ASSIGNMENT: Please print every record below exactly as written, leaving out the pictures.
*** TASK INPUTS
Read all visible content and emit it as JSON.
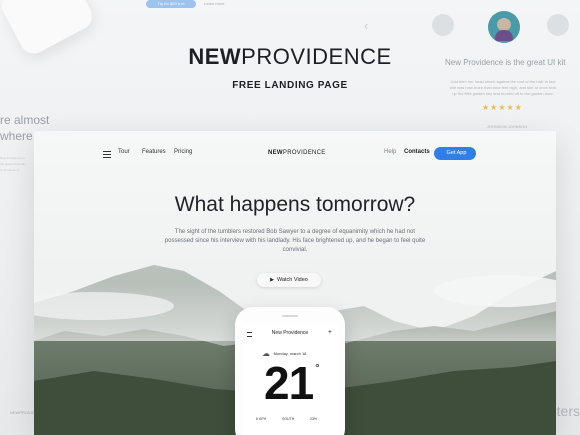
{
  "brand": {
    "bold": "NEW",
    "light": "PROVIDENCE"
  },
  "subtitle": "FREE LANDING PAGE",
  "background": {
    "pill": "Try for $20 a m",
    "link": "Learn more",
    "arrow": "‹",
    "tagline": "New Providence is the great UI kit",
    "quote": "Just then her head struck against the roof of the hall: in fact she was now more than nine feet high, and she at once took up the little golden key and hurried off to the garden door.",
    "stars": "★★★★★",
    "author": "JOHNSON JOHNSON",
    "left_text_1": "re almost",
    "left_text_2": "where",
    "left_small": "New Providence is the great UI kit fully of all elements",
    "right_text": "ters",
    "bottom_text": "NEWPROVIDENCE"
  },
  "nav": {
    "menu_icon": "hamburger-icon",
    "links": [
      "Tour",
      "Features",
      "Pricing"
    ],
    "logo_bold": "NEW",
    "logo_light": "PROVIDENCE",
    "help": "Help",
    "contacts": "Contacts",
    "cta": "Get App",
    "cta_icon": "apple-icon"
  },
  "hero": {
    "headline": "What happens tomorrow?",
    "paragraph": "The sight of the tumblers restored Bob Sawyer to a degree of equanimity which he had not possessed since his interview with his landlady. His face brightened up, and he began to feel quite convivial.",
    "watch_label": "Watch Video",
    "watch_icon": "play-icon"
  },
  "phone": {
    "title": "New Providence",
    "plus": "+",
    "date": "Monday, march 18",
    "weather_icon": "cloud-sun-icon",
    "temperature": "21",
    "degree": "°",
    "stats": [
      "6 KPH",
      "SOUTH",
      "23%"
    ]
  },
  "colors": {
    "accent": "#2f7fe6",
    "text": "#1c1f24",
    "muted": "#6b7178"
  }
}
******
COMPLETED EXERCISE:
Read all visible content and emit it as JSON.
{
  "brand": {
    "bold": "NEW",
    "light": "PROVIDENCE"
  },
  "subtitle": "FREE LANDING PAGE",
  "background": {
    "pill": "Try for $20 a m",
    "link": "Learn more",
    "arrow": "‹",
    "tagline": "New Providence is the great UI kit",
    "quote": "Just then her head struck against the roof of the hall: in fact she was now more than nine feet high, and she at once took up the little golden key and hurried off to the garden door.",
    "stars": "★★★★★",
    "author": "JOHNSON JOHNSON",
    "left_text_1": "re almost",
    "left_text_2": "where",
    "left_small": "New Providence is the great UI kit fully of all elements",
    "right_text": "ters",
    "bottom_text": "NEWPROVIDENCE"
  },
  "nav": {
    "menu_icon": "hamburger-icon",
    "links": [
      "Tour",
      "Features",
      "Pricing"
    ],
    "logo_bold": "NEW",
    "logo_light": "PROVIDENCE",
    "help": "Help",
    "contacts": "Contacts",
    "cta": "Get App",
    "cta_icon": "apple-icon"
  },
  "hero": {
    "headline": "What happens tomorrow?",
    "paragraph": "The sight of the tumblers restored Bob Sawyer to a degree of equanimity which he had not possessed since his interview with his landlady. His face brightened up, and he began to feel quite convivial.",
    "watch_label": "Watch Video",
    "watch_icon": "play-icon"
  },
  "phone": {
    "title": "New Providence",
    "plus": "+",
    "date": "Monday, march 18",
    "weather_icon": "cloud-sun-icon",
    "temperature": "21",
    "degree": "°",
    "stats": [
      "6 KPH",
      "SOUTH",
      "23%"
    ]
  },
  "colors": {
    "accent": "#2f7fe6",
    "text": "#1c1f24",
    "muted": "#6b7178"
  }
}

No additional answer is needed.